WHAT YOU SHOULD DO. Nothing in the records may be left out; restate them word for word.

Records drawn from a dataset.
########################################
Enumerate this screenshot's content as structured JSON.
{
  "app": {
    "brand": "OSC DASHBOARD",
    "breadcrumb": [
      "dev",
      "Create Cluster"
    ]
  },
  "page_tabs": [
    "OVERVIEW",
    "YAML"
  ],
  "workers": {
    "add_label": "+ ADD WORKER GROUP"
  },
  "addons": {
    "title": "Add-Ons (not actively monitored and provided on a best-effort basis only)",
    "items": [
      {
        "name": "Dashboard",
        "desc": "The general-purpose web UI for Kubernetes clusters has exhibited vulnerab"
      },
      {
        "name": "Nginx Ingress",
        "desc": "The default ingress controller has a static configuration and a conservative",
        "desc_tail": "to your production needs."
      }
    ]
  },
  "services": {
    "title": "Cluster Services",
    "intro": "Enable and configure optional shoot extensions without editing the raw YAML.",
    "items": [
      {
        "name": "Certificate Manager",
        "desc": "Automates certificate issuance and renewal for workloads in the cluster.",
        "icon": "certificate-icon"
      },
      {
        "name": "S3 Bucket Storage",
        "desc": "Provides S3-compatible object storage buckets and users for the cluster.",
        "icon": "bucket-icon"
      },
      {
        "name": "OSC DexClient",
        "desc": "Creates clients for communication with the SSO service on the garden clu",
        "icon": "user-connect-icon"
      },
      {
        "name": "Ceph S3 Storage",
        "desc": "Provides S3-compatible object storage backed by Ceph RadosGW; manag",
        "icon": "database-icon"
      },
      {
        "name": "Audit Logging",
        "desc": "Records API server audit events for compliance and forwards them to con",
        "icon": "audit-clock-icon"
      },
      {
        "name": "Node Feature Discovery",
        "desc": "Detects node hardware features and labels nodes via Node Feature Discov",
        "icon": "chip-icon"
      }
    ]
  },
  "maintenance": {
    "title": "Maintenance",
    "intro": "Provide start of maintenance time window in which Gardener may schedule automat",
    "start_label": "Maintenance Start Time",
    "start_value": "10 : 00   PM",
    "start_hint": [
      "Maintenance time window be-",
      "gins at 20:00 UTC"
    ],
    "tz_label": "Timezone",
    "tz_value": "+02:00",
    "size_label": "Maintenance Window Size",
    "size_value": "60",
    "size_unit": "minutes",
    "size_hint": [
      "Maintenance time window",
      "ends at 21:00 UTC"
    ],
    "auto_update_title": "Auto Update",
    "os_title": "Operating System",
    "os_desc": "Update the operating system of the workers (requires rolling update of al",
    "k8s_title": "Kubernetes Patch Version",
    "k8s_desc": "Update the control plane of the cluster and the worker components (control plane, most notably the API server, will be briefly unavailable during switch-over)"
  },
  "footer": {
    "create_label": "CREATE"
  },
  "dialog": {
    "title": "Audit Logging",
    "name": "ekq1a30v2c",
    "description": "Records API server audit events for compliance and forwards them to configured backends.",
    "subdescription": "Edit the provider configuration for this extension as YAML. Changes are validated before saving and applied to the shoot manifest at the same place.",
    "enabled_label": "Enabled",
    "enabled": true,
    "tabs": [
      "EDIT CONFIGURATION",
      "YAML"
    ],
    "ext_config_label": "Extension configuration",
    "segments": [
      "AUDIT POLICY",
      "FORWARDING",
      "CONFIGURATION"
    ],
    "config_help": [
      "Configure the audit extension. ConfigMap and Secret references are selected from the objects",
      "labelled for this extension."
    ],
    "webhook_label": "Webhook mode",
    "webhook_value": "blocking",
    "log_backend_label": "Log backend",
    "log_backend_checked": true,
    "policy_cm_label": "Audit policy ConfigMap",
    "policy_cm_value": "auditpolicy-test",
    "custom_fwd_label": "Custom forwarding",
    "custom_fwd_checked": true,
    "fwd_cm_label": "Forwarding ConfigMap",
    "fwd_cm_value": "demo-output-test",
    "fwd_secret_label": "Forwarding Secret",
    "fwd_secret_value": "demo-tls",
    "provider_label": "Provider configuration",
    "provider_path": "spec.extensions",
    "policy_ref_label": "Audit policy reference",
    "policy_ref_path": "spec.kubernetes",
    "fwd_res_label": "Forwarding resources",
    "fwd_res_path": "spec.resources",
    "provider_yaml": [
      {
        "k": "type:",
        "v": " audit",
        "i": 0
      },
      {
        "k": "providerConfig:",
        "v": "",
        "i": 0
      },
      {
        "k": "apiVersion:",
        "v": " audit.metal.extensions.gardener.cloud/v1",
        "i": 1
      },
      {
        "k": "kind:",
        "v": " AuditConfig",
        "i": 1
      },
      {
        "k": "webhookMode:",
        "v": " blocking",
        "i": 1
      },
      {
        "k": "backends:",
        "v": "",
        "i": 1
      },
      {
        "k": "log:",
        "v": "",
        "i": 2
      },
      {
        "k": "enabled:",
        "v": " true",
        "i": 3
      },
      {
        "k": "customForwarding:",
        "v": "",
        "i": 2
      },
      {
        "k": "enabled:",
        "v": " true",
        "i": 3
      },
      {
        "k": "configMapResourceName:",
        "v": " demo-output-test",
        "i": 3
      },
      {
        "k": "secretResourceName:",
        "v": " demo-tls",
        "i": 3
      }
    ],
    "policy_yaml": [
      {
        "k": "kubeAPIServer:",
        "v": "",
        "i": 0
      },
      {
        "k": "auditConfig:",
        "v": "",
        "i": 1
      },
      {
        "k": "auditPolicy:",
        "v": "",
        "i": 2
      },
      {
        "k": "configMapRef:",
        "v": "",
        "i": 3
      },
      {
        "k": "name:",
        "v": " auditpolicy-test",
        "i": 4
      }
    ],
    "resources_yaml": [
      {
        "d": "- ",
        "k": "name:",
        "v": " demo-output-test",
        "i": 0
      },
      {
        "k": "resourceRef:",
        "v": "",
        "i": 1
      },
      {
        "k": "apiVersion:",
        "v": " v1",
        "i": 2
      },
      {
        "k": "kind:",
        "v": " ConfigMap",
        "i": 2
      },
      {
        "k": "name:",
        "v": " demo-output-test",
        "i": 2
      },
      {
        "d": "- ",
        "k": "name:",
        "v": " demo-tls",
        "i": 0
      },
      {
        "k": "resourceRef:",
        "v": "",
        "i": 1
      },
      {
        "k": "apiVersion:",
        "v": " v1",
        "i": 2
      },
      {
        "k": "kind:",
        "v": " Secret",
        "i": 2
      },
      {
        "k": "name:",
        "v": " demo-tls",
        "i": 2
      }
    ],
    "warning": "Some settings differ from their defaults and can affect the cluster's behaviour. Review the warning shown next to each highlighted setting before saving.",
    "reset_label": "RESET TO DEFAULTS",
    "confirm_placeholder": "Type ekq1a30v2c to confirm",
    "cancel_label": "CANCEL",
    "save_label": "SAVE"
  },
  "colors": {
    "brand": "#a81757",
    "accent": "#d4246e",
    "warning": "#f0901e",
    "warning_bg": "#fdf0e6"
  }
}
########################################
ANSWER SECTION.
Enumerate this screenshot's content as structured JSON.
{
  "app": {
    "brand": "OSC DASHBOARD",
    "breadcrumb": [
      "dev",
      "Create Cluster"
    ]
  },
  "page_tabs": [
    "OVERVIEW",
    "YAML"
  ],
  "workers": {
    "add_label": "+ ADD WORKER GROUP"
  },
  "addons": {
    "title": "Add-Ons (not actively monitored and provided on a best-effort basis only)",
    "items": [
      {
        "name": "Dashboard",
        "desc": "The general-purpose web UI for Kubernetes clusters has exhibited vulnerab"
      },
      {
        "name": "Nginx Ingress",
        "desc": "The default ingress controller has a static configuration and a conservative",
        "desc_tail": "to your production needs."
      }
    ]
  },
  "services": {
    "title": "Cluster Services",
    "intro": "Enable and configure optional shoot extensions without editing the raw YAML.",
    "items": [
      {
        "name": "Certificate Manager",
        "desc": "Automates certificate issuance and renewal for workloads in the cluster.",
        "icon": "certificate-icon"
      },
      {
        "name": "S3 Bucket Storage",
        "desc": "Provides S3-compatible object storage buckets and users for the cluster.",
        "icon": "bucket-icon"
      },
      {
        "name": "OSC DexClient",
        "desc": "Creates clients for communication with the SSO service on the garden clu",
        "icon": "user-connect-icon"
      },
      {
        "name": "Ceph S3 Storage",
        "desc": "Provides S3-compatible object storage backed by Ceph RadosGW; manag",
        "icon": "database-icon"
      },
      {
        "name": "Audit Logging",
        "desc": "Records API server audit events for compliance and forwards them to con",
        "icon": "audit-clock-icon"
      },
      {
        "name": "Node Feature Discovery",
        "desc": "Detects node hardware features and labels nodes via Node Feature Discov",
        "icon": "chip-icon"
      }
    ]
  },
  "maintenance": {
    "title": "Maintenance",
    "intro": "Provide start of maintenance time window in which Gardener may schedule automat",
    "start_label": "Maintenance Start Time",
    "start_value": "10 : 00   PM",
    "start_hint": [
      "Maintenance time window be-",
      "gins at 20:00 UTC"
    ],
    "tz_label": "Timezone",
    "tz_value": "+02:00",
    "size_label": "Maintenance Window Size",
    "size_value": "60",
    "size_unit": "minutes",
    "size_hint": [
      "Maintenance time window",
      "ends at 21:00 UTC"
    ],
    "auto_update_title": "Auto Update",
    "os_title": "Operating System",
    "os_desc": "Update the operating system of the workers (requires rolling update of al",
    "k8s_title": "Kubernetes Patch Version",
    "k8s_desc": "Update the control plane of the cluster and the worker components (control plane, most notably the API server, will be briefly unavailable during switch-over)"
  },
  "footer": {
    "create_label": "CREATE"
  },
  "dialog": {
    "title": "Audit Logging",
    "name": "ekq1a30v2c",
    "description": "Records API server audit events for compliance and forwards them to configured backends.",
    "subdescription": "Edit the provider configuration for this extension as YAML. Changes are validated before saving and applied to the shoot manifest at the same place.",
    "enabled_label": "Enabled",
    "enabled": true,
    "tabs": [
      "EDIT CONFIGURATION",
      "YAML"
    ],
    "ext_config_label": "Extension configuration",
    "segments": [
      "AUDIT POLICY",
      "FORWARDING",
      "CONFIGURATION"
    ],
    "config_help": [
      "Configure the audit extension. ConfigMap and Secret references are selected from the objects",
      "labelled for this extension."
    ],
    "webhook_label": "Webhook mode",
    "webhook_value": "blocking",
    "log_backend_label": "Log backend",
    "log_backend_checked": true,
    "policy_cm_label": "Audit policy ConfigMap",
    "policy_cm_value": "auditpolicy-test",
    "custom_fwd_label": "Custom forwarding",
    "custom_fwd_checked": true,
    "fwd_cm_label": "Forwarding ConfigMap",
    "fwd_cm_value": "demo-output-test",
    "fwd_secret_label": "Forwarding Secret",
    "fwd_secret_value": "demo-tls",
    "provider_label": "Provider configuration",
    "provider_path": "spec.extensions",
    "policy_ref_label": "Audit policy reference",
    "policy_ref_path": "spec.kubernetes",
    "fwd_res_label": "Forwarding resources",
    "fwd_res_path": "spec.resources",
    "provider_yaml": [
      {
        "k": "type:",
        "v": " audit",
        "i": 0
      },
      {
        "k": "providerConfig:",
        "v": "",
        "i": 0
      },
      {
        "k": "apiVersion:",
        "v": " audit.metal.extensions.gardener.cloud/v1",
        "i": 1
      },
      {
        "k": "kind:",
        "v": " AuditConfig",
        "i": 1
      },
      {
        "k": "webhookMode:",
        "v": " blocking",
        "i": 1
      },
      {
        "k": "backends:",
        "v": "",
        "i": 1
      },
      {
        "k": "log:",
        "v": "",
        "i": 2
      },
      {
        "k": "enabled:",
        "v": " true",
        "i": 3
      },
      {
        "k": "customForwarding:",
        "v": "",
        "i": 2
      },
      {
        "k": "enabled:",
        "v": " true",
        "i": 3
      },
      {
        "k": "configMapResourceName:",
        "v": " demo-output-test",
        "i": 3
      },
      {
        "k": "secretResourceName:",
        "v": " demo-tls",
        "i": 3
      }
    ],
    "policy_yaml": [
      {
        "k": "kubeAPIServer:",
        "v": "",
        "i": 0
      },
      {
        "k": "auditConfig:",
        "v": "",
        "i": 1
      },
      {
        "k": "auditPolicy:",
        "v": "",
        "i": 2
      },
      {
        "k": "configMapRef:",
        "v": "",
        "i": 3
      },
      {
        "k": "name:",
        "v": " auditpolicy-test",
        "i": 4
      }
    ],
    "resources_yaml": [
      {
        "d": "- ",
        "k": "name:",
        "v": " demo-output-test",
        "i": 0
      },
      {
        "k": "resourceRef:",
        "v": "",
        "i": 1
      },
      {
        "k": "apiVersion:",
        "v": " v1",
        "i": 2
      },
      {
        "k": "kind:",
        "v": " ConfigMap",
        "i": 2
      },
      {
        "k": "name:",
        "v": " demo-output-test",
        "i": 2
      },
      {
        "d": "- ",
        "k": "name:",
        "v": " demo-tls",
        "i": 0
      },
      {
        "k": "resourceRef:",
        "v": "",
        "i": 1
      },
      {
        "k": "apiVersion:",
        "v": " v1",
        "i": 2
      },
      {
        "k": "kind:",
        "v": " Secret",
        "i": 2
      },
      {
        "k": "name:",
        "v": " demo-tls",
        "i": 2
      }
    ],
    "warning": "Some settings differ from their defaults and can affect the cluster's behaviour. Review the warning shown next to each highlighted setting before saving.",
    "reset_label": "RESET TO DEFAULTS",
    "confirm_placeholder": "Type ekq1a30v2c to confirm",
    "cancel_label": "CANCEL",
    "save_label": "SAVE"
  },
  "colors": {
    "brand": "#a81757",
    "accent": "#d4246e",
    "warning": "#f0901e",
    "warning_bg": "#fdf0e6"
  }
}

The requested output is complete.